Material for this exercise Block Start

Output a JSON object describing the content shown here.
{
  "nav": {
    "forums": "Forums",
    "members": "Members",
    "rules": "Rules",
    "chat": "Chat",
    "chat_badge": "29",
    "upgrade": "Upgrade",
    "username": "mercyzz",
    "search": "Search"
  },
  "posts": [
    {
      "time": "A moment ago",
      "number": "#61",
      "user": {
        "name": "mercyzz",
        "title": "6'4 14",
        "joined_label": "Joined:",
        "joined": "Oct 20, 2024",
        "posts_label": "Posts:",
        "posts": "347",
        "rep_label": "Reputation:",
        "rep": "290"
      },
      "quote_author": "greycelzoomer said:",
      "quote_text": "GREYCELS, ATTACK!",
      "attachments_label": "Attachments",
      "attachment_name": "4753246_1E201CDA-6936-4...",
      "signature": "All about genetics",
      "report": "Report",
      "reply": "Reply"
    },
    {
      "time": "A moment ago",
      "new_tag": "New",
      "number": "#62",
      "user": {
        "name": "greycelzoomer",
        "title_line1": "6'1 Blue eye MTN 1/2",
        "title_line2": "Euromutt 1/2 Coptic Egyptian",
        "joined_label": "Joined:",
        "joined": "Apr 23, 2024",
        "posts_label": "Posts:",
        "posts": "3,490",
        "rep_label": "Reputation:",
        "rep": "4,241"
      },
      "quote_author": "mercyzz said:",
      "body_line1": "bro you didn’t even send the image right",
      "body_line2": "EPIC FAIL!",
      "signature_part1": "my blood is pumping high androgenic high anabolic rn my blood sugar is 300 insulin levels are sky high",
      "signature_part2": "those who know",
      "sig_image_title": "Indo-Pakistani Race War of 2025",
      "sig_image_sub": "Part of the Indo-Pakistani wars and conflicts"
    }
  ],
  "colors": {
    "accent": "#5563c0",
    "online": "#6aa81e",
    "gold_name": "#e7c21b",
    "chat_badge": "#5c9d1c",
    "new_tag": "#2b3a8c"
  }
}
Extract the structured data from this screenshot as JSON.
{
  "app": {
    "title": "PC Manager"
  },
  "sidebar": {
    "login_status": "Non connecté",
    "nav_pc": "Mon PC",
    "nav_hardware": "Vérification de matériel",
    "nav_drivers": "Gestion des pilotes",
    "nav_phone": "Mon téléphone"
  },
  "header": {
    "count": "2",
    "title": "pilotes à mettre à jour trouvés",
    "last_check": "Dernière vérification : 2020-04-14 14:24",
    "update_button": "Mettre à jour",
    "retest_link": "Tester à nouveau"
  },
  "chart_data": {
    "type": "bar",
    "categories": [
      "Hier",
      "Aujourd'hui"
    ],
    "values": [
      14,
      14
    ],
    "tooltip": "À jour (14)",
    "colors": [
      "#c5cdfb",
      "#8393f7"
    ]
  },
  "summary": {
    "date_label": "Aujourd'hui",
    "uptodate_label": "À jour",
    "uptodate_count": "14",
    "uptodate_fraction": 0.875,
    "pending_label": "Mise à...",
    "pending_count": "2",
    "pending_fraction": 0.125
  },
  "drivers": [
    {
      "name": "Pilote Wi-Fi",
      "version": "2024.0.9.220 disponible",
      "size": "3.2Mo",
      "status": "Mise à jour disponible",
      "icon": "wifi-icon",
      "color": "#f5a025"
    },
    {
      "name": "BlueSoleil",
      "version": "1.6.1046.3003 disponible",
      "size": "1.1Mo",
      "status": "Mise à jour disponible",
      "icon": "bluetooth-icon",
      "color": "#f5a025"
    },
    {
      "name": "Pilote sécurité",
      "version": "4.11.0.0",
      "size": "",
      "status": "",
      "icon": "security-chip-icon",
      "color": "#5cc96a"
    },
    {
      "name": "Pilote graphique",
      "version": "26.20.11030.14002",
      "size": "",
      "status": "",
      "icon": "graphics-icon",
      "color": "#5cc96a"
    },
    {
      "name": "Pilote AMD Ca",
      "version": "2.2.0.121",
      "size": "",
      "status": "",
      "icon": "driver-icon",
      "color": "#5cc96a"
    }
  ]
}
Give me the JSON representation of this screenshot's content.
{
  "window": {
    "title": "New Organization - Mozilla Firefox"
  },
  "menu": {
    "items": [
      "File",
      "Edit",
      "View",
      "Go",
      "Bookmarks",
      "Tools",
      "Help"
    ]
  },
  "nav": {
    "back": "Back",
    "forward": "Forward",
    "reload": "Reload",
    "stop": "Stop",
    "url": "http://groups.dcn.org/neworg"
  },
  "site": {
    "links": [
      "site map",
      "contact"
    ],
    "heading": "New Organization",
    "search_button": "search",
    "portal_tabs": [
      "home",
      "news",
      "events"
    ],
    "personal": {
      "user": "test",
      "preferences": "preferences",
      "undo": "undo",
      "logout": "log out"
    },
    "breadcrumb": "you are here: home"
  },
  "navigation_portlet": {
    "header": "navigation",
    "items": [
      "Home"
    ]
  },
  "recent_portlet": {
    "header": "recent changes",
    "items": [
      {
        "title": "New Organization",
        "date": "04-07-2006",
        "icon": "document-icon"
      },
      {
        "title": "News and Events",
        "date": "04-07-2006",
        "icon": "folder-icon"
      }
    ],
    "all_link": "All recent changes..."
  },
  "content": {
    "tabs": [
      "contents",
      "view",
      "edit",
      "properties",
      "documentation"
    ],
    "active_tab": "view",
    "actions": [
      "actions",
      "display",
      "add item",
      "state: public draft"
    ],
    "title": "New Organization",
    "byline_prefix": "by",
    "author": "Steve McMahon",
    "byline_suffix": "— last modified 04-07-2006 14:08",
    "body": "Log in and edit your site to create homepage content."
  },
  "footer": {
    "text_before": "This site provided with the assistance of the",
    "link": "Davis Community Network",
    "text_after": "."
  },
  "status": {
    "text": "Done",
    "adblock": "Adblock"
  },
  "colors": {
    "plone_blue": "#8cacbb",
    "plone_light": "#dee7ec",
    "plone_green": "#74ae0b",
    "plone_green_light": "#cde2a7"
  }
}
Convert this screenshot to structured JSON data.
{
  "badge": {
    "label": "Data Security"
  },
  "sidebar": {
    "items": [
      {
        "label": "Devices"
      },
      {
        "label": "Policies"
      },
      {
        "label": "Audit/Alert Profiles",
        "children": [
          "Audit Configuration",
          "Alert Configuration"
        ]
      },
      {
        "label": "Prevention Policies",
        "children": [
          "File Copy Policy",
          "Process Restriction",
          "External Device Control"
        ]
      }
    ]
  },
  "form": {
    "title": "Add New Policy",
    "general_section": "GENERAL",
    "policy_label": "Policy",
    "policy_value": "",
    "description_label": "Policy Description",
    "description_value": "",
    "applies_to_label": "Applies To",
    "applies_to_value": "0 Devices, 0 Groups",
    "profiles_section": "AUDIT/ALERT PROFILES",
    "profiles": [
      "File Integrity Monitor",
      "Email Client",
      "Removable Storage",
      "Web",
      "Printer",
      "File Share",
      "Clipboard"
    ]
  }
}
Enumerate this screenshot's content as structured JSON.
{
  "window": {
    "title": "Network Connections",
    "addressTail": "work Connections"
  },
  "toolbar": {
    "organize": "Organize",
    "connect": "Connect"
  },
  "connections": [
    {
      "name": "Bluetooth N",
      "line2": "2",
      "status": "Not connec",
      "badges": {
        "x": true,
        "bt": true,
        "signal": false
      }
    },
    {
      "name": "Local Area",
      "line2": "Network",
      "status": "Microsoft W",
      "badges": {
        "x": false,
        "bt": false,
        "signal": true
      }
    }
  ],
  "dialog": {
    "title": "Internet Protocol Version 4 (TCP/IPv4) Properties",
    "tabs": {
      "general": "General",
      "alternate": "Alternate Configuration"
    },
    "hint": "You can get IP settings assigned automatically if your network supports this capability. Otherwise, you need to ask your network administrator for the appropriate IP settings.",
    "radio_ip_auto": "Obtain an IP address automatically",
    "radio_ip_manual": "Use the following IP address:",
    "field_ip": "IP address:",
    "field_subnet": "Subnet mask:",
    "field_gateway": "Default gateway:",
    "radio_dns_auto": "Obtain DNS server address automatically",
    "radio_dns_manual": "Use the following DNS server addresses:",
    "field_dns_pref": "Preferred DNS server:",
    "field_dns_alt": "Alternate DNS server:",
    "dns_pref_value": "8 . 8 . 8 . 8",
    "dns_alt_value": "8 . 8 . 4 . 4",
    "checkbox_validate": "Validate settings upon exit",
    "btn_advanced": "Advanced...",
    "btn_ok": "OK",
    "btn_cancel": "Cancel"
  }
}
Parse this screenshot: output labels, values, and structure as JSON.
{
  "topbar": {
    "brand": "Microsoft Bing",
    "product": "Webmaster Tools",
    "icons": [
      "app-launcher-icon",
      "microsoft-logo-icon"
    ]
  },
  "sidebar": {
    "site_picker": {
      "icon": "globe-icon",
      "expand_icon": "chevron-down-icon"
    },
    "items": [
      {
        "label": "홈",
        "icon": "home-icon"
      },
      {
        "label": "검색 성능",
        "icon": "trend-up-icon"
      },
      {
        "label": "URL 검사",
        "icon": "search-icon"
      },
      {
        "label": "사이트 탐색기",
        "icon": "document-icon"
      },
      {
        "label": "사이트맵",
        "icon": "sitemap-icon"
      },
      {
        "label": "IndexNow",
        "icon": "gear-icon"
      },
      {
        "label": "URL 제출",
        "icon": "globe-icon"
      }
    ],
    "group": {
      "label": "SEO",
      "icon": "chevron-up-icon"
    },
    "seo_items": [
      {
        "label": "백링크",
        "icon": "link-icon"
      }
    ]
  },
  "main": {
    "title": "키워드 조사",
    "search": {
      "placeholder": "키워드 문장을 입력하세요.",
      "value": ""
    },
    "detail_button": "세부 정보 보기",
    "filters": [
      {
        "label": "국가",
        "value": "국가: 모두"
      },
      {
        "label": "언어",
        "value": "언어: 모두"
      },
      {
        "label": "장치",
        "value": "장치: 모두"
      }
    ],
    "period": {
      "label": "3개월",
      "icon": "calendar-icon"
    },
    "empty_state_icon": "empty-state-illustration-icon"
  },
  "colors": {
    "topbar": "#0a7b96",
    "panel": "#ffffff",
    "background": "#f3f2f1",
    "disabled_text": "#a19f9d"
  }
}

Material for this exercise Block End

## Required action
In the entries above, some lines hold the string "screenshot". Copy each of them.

## Response to the exercise
Extract the structured data from this screenshot as JSON.
Give me the JSON representation of this screenshot's content.
Convert this screenshot to structured JSON data.
Enumerate this screenshot's content as structured JSON.
Parse this screenshot: output labels, values, and structure as JSON.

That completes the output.